Saturday, July 30, 2016

The Kitchen Window

It rained so much today. More than I think I've ever noticed it rain before. Like, all day. Rain. I did laundry. I worked out. I ate. Showered. Finished a book. Ate some more. Stared out the kitchen window. I wanted to go outside, participate in something beyond these walls. But there it was, all day. So much rain. I'm not sure how long I spent staring out the kitchen window, watching the yard turn into a collection of puddles, but long enough to sense the other me's. It's usually in times when I have nothing but myself to preoccupy that I sense them. The other me's. The ones that I could be if I or the world were just a fraction of a second different. Some of the other me's are what the real me explains away as cheesy. Staring out the kitchen window, sipping coffee, hand-in-hand with someone. A best friend. A comfort. A sense of security the real me does not know. But would like to. Some of the other me's seem sad. Angry. A shuttered kitchen window, a shattered coffee mug, a blood speckled floor. A sense of pain the real me is fortunate to not know. Time passes. The puddles grow. The other me's morph and melt and swirl around into story after story, life after life. It's still raining. And the real me is still just staring.        

Monday, June 13, 2016

Something loved.

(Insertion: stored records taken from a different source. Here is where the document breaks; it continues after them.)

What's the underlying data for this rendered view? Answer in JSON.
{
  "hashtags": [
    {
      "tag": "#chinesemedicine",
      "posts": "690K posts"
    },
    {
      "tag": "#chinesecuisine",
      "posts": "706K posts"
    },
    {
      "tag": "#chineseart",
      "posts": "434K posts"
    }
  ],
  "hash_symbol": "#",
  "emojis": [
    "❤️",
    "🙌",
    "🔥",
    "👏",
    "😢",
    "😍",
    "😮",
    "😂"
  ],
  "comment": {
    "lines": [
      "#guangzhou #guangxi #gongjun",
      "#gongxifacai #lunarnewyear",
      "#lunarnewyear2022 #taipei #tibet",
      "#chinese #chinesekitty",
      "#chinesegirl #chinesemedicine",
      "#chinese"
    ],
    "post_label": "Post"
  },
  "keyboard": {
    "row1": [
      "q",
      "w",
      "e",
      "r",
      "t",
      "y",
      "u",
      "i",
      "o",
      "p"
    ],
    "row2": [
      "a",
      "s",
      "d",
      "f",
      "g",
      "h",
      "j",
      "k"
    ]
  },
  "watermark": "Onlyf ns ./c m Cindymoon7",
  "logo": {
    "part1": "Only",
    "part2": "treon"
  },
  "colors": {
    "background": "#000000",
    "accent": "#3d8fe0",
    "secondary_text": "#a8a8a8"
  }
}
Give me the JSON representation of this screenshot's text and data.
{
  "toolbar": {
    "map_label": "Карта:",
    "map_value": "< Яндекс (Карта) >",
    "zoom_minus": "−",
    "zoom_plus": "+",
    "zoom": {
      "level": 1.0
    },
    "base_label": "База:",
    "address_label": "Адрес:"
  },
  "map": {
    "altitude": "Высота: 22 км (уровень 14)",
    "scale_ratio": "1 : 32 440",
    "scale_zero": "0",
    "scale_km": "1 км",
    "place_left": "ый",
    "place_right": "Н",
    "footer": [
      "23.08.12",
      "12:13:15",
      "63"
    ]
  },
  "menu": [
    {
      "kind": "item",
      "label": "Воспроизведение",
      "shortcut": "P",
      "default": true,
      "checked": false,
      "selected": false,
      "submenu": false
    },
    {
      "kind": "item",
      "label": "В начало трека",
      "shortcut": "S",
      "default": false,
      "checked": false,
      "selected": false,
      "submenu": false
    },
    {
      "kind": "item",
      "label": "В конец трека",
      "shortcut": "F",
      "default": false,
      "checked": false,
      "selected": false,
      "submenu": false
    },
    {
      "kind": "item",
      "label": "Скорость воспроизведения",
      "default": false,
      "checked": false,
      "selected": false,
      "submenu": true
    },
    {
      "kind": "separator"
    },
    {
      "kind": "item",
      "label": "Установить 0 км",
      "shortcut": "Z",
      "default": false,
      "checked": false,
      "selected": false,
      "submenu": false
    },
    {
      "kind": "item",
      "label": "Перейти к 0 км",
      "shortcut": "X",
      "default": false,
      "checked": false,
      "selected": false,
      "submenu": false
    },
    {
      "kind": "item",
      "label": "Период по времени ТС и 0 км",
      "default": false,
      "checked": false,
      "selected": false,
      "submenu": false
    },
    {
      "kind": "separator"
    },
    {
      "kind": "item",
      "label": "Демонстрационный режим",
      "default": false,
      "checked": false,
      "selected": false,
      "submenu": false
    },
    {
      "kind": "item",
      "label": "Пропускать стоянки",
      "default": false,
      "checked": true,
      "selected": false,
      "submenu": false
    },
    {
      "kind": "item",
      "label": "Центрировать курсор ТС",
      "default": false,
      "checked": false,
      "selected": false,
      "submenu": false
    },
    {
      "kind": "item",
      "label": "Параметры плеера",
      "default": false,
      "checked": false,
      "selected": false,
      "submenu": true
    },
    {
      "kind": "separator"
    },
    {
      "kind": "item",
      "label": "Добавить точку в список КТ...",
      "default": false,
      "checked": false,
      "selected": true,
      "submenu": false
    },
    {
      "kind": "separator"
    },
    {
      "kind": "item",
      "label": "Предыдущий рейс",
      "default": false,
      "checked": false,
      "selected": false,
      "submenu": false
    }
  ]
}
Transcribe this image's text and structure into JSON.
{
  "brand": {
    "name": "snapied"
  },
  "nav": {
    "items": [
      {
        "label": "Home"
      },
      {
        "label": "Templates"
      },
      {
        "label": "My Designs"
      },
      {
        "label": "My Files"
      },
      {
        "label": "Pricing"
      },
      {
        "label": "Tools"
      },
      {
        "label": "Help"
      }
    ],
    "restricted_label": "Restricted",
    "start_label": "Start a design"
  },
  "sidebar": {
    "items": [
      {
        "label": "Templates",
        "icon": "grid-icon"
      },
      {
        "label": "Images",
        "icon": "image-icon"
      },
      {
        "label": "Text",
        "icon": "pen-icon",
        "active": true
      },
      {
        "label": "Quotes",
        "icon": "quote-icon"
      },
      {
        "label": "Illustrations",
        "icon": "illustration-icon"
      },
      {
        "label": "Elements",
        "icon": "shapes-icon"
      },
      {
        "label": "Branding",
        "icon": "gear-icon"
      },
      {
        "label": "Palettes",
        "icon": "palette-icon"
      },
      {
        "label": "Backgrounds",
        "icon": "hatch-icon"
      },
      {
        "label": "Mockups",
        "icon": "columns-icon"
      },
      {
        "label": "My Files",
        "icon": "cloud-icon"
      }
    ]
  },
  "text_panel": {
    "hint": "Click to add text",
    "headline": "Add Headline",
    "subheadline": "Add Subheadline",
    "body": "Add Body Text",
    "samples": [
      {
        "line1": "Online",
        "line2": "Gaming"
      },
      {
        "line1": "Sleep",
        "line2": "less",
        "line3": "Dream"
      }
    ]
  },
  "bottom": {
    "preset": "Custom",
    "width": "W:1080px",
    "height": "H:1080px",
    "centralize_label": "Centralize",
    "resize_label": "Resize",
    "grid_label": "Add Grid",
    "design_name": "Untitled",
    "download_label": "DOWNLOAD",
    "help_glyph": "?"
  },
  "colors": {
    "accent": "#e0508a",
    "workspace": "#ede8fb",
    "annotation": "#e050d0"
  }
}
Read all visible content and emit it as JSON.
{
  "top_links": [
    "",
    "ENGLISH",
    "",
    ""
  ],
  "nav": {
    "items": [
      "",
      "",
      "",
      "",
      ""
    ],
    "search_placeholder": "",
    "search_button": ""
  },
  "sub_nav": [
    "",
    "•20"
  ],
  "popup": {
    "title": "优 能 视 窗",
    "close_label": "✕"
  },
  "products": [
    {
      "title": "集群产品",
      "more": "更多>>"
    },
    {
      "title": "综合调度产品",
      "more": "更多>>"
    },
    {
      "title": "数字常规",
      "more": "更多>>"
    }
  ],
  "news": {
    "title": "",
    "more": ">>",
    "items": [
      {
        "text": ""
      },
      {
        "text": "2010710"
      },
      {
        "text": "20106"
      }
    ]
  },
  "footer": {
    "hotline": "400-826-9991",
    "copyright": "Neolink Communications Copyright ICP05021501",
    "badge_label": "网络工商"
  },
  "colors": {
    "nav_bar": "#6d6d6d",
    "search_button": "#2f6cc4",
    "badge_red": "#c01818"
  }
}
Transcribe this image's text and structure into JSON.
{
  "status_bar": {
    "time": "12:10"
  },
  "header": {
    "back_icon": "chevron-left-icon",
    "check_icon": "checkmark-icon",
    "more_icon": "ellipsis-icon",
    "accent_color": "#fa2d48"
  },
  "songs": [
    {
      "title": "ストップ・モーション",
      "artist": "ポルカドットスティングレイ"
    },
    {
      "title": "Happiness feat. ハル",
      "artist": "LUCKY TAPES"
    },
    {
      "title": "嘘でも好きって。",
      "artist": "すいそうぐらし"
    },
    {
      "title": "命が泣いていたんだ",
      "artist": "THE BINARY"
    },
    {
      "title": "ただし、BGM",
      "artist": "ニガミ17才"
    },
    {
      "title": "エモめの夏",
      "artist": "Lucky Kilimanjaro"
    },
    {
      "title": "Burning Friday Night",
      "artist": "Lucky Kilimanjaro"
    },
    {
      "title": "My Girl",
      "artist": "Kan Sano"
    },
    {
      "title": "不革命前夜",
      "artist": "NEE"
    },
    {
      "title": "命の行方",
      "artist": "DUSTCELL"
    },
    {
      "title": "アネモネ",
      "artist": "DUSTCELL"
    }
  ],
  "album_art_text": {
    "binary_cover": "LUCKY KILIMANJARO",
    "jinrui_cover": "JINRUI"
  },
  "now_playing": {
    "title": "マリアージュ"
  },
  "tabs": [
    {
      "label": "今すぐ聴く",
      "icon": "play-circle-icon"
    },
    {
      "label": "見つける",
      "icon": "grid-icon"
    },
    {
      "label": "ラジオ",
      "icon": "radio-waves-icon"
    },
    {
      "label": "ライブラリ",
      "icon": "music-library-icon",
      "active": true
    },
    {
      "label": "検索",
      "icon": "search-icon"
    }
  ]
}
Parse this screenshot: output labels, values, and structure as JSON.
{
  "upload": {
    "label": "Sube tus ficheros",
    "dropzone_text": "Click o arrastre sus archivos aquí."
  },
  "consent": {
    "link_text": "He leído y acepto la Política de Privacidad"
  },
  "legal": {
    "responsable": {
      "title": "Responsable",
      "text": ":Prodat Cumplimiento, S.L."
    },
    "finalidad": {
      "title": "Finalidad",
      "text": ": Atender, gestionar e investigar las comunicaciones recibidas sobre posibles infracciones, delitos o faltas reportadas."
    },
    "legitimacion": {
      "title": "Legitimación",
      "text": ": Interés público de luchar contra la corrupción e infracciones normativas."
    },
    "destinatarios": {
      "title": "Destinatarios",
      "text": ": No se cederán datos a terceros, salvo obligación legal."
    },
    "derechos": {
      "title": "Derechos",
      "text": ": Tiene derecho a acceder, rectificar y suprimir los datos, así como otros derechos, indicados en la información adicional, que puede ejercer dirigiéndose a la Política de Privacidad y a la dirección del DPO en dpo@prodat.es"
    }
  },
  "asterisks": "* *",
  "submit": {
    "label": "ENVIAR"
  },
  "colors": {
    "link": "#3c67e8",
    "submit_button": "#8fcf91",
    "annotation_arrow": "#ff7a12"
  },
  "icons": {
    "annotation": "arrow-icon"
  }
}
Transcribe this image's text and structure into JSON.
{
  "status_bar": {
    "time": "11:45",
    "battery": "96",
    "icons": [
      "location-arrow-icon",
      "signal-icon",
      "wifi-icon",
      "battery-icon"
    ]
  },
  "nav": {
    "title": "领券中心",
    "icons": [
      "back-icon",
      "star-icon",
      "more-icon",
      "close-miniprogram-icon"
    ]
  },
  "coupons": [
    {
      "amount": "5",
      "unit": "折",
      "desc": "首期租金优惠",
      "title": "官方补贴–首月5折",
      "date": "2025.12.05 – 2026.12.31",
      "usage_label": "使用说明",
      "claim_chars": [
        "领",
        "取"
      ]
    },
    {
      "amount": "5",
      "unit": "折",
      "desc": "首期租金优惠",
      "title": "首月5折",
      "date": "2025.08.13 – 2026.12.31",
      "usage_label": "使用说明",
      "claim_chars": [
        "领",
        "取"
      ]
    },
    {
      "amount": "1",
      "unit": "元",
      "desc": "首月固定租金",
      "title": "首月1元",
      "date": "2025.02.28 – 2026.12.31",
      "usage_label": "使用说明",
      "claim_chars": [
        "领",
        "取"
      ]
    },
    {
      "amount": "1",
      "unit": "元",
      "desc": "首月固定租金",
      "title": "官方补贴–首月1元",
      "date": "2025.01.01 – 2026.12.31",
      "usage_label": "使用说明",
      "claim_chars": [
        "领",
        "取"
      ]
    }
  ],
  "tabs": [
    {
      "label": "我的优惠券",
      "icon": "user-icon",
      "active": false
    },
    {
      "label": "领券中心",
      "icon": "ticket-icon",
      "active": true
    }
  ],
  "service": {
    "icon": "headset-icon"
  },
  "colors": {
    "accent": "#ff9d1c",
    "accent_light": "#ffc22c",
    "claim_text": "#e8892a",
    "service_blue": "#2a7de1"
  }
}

Soon I won't live in Turkey anymore. And the things that I do here won't be done by me anymore. Other people might do them here, but I won't. The life I have here will be splintered and divided up and led by other people. Soon different hands will play my piano, different eyes will do my job and stare at my work computer. Different bones will sleep in my bed, different flip flopped feet will slap at all the streets that I love. And different ears, lucky ears will hear my friends' words. Many different people will pick up my life here eventually and make it their own, while I work my way in and pick up the fragments that other people have left behind somewhere else. It's a strange feeling to just constantly continue, and continue and continue, especially when everything feels and looks so different and foreign. But it's all just a continuation of millions of different people, some that have come and gone, others that are still here somewhere. It's hard to keep track of who you are when you've picked up and let go of so many lives. Each one something precious, each one something loved.